A Ghost in Every Window
by tobias crabtree
There’s an old farm house down there where the road turns. There’s no one living in it, the barn swallows and owls roost, rats and mice and skunks shuffle through openings and go about their business in the secret way that animals do. The Coastal Cypress trees, their trunks obscured by ocean fog, mark the way to the cliffs above the waves. And the waves are working to move the land, they will never tire. They have a deal with the Sea: to throw themselves against the land until the last stone turns to sand, and the oceans all reunite.
In the dark, the house above the sea stands hollow. I wonder of it’s abandonment. I imagine that it has housed many hearts. I am dreaming now, creating maybes and might-have-beens. What ghosts are looking at me through warbling windows? What caused the separation of habitation and inhabitant? There is, I must admit, something beautiful about a structure returning to nature. There is not a single hint of paint. The wood is all the color of drift wood, both grey and green at the same time. And the bleak, scraped land is all around. Artichokes and Brussel sprouts are the crops of choice. Miles of plastics cover the crops and there’s not a hint of plant life save that which is planted and sprayed and plucked and processed. Farming here looks more like a science project. Maybe that’s why the house is empty; new people practicing new ways. Not too far down the road is a sign with the name of Donald Trump in gaudy red letters saying something about making America great. I feel an urge to drive down to the cliffs and watch the ocean, to look at something I know is true.
The low branches of the cypress are huge and rotten.
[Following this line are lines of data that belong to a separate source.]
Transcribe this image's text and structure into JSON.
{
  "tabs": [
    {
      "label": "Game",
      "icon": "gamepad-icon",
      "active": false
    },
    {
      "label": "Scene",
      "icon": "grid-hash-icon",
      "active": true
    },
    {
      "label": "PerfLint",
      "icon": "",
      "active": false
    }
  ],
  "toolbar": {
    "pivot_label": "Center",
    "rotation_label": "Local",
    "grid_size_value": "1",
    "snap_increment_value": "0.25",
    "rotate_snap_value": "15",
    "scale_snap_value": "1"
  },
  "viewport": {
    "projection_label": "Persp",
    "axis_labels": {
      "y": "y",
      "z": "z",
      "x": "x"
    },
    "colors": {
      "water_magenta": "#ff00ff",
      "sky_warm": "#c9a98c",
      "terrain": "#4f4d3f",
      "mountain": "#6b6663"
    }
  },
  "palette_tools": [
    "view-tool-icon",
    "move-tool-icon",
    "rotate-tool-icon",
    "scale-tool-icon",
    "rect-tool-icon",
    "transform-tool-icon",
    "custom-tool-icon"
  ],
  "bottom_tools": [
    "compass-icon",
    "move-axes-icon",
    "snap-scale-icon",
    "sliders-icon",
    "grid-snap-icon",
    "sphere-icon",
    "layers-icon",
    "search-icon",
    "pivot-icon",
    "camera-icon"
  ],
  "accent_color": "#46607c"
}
Up 30 feet they are more solid, some of them droop all the way to the ground. Everything is drenched from the rain event last night. There was lightning over the ocean. Just before dark, when the sun was still coloring the upper terraces of the world, a whale surfaced and spouted, the flume hung white in the dark air for a full minute after the whale had passed. And in the night I thought of that whale out there in the dark — maybe hanging in the black with the storm overhead while the lightning spoke the language of the clouds. Maybe thinking bigger and deeper thoughts than any human could ever imagine. Maybe even mapping out the course of all things that have ever been and looking into the future by mirroring the past. Maybe understanding the way of things because it is a whale and not intimidated by vastness and expanse, and, in truth, a child of both those things. And I listened to the rain and thought of that whale and remembered the color of it’s breath as it hung in the air over the water and beneath the clouds that were still lighted by the last rays of the sun. But that was last night and this tree is tall. My nephew is with me and he’s watching me navigate. We are Jacks-in-the-beanstalk. We are climbing to the clouds. And one branch at a time and a 100 feet high and again and again to the sky. My nephew doesn’t talk too much, I think he’s too busy thinking to say a whole lot. He’s strong and listens as we move into the top-most branches. Coastal Cypress trees are cool because you can top out and stand above everything. Several pelicans fly over with a tiny black and white tern in their jet-wash. All the birds look at us, we are odd in their space. Far below is the RV, the dolphin, looking as tiny as ever. I can see my lover reading her book about octopuses in the broken sunlight. A couple miles away sits the abandoned farm house and the ghosts are in every window, looking out.
Looking out. And smiling.